── Supplied information
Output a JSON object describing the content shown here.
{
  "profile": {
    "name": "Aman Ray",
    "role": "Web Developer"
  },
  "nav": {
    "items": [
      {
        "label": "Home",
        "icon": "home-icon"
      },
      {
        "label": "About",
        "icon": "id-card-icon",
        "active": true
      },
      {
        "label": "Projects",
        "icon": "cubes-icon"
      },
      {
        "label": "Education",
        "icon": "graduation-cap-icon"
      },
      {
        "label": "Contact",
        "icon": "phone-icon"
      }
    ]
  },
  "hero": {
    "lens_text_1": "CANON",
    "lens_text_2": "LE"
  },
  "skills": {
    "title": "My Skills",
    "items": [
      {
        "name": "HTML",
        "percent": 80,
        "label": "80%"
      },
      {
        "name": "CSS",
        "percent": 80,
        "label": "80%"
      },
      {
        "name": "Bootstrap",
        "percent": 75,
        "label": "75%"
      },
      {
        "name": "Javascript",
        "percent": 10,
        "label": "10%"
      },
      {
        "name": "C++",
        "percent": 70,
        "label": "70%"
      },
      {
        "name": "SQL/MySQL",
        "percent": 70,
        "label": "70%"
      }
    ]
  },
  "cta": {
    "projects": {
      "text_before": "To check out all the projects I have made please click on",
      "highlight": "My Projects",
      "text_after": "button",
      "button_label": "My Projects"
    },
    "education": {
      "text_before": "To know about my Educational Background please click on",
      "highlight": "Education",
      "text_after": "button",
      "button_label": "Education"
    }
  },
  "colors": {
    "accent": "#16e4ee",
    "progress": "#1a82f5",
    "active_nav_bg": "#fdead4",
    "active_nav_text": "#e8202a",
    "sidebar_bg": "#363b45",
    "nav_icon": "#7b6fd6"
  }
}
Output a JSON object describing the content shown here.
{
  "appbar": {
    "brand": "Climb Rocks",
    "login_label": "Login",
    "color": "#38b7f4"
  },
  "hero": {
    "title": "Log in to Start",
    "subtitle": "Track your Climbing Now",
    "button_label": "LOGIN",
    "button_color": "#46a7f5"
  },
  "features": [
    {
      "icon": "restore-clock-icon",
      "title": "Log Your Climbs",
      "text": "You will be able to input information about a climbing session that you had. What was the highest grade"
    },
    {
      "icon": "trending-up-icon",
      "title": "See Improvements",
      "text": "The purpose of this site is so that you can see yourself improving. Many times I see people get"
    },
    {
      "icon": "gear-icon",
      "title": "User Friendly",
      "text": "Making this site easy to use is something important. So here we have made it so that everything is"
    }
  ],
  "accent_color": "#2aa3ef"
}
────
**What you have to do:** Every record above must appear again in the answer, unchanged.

**Written answer:**
Output a JSON object describing the content shown here.
{
  "profile": {
    "name": "Aman Ray",
    "role": "Web Developer"
  },
  "nav": {
    "items": [
      {
        "label": "Home",
        "icon": "home-icon"
      },
      {
        "label": "About",
        "icon": "id-card-icon",
        "active": true
      },
      {
        "label": "Projects",
        "icon": "cubes-icon"
      },
      {
        "label": "Education",
        "icon": "graduation-cap-icon"
      },
      {
        "label": "Contact",
        "icon": "phone-icon"
      }
    ]
  },
  "hero": {
    "lens_text_1": "CANON",
    "lens_text_2": "LE"
  },
  "skills": {
    "title": "My Skills",
    "items": [
      {
        "name": "HTML",
        "percent": 80,
        "label": "80%"
      },
      {
        "name": "CSS",
        "percent": 80,
        "label": "80%"
      },
      {
        "name": "Bootstrap",
        "percent": 75,
        "label": "75%"
      },
      {
        "name": "Javascript",
        "percent": 10,
        "label": "10%"
      },
      {
        "name": "C++",
        "percent": 70,
        "label": "70%"
      },
      {
        "name": "SQL/MySQL",
        "percent": 70,
        "label": "70%"
      }
    ]
  },
  "cta": {
    "projects": {
      "text_before": "To check out all the projects I have made please click on",
      "highlight": "My Projects",
      "text_after": "button",
      "button_label": "My Projects"
    },
    "education": {
      "text_before": "To know about my Educational Background please click on",
      "highlight": "Education",
      "text_after": "button",
      "button_label": "Education"
    }
  },
  "colors": {
    "accent": "#16e4ee",
    "progress": "#1a82f5",
    "active_nav_bg": "#fdead4",
    "active_nav_text": "#e8202a",
    "sidebar_bg": "#363b45",
    "nav_icon": "#7b6fd6"
  }
}
Output a JSON object describing the content shown here.
{
  "appbar": {
    "brand": "Climb Rocks",
    "login_label": "Login",
    "color": "#38b7f4"
  },
  "hero": {
    "title": "Log in to Start",
    "subtitle": "Track your Climbing Now",
    "button_label": "LOGIN",
    "button_color": "#46a7f5"
  },
  "features": [
    {
      "icon": "restore-clock-icon",
      "title": "Log Your Climbs",
      "text": "You will be able to input information about a climbing session that you had. What was the highest grade"
    },
    {
      "icon": "trending-up-icon",
      "title": "See Improvements",
      "text": "The purpose of this site is so that you can see yourself improving. Many times I see people get"
    },
    {
      "icon": "gear-icon",
      "title": "User Friendly",
      "text": "Making this site easy to use is something important. So here we have made it so that everything is"
    }
  ],
  "accent_color": "#2aa3ef"
}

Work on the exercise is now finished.